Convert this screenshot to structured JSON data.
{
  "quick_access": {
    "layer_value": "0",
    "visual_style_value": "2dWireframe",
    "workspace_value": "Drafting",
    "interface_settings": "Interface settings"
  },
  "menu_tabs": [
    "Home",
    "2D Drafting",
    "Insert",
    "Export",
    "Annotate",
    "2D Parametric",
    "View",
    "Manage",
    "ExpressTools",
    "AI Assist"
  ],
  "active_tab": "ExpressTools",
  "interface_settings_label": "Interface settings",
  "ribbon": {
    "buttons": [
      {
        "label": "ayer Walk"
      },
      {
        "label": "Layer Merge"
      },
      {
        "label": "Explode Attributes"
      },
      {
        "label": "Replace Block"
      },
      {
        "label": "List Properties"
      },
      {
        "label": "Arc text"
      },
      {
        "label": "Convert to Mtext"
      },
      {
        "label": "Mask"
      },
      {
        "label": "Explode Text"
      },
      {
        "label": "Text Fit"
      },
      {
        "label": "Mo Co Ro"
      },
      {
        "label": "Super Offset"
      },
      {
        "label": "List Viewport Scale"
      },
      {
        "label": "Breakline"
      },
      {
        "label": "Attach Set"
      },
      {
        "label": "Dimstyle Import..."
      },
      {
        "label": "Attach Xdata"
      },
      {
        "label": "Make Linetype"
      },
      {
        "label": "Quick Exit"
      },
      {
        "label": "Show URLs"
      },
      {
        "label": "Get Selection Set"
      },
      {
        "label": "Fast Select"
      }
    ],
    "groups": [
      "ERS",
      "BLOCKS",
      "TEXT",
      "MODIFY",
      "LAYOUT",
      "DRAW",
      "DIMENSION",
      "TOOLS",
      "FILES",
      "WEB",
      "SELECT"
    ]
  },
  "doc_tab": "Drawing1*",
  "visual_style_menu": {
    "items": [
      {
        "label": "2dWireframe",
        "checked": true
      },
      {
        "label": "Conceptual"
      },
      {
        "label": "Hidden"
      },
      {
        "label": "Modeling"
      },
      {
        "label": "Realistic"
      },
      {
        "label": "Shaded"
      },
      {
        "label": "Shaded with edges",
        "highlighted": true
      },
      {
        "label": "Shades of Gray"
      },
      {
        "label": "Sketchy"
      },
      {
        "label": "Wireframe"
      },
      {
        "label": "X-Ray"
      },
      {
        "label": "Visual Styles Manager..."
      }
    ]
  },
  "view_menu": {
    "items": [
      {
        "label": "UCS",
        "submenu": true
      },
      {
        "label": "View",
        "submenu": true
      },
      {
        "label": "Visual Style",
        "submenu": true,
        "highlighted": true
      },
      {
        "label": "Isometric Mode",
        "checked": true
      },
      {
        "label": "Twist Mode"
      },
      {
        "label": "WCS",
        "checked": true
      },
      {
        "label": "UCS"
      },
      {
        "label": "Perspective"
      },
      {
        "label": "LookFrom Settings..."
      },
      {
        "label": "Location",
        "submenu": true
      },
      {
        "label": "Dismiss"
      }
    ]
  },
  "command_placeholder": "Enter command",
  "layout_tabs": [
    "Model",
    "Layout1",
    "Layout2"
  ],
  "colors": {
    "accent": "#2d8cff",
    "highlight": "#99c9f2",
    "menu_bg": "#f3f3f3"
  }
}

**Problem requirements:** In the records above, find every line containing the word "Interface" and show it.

**Solution to this problem:**
    "interface_settings": "Interface settings"
  "interface_settings_label": "Interface settings",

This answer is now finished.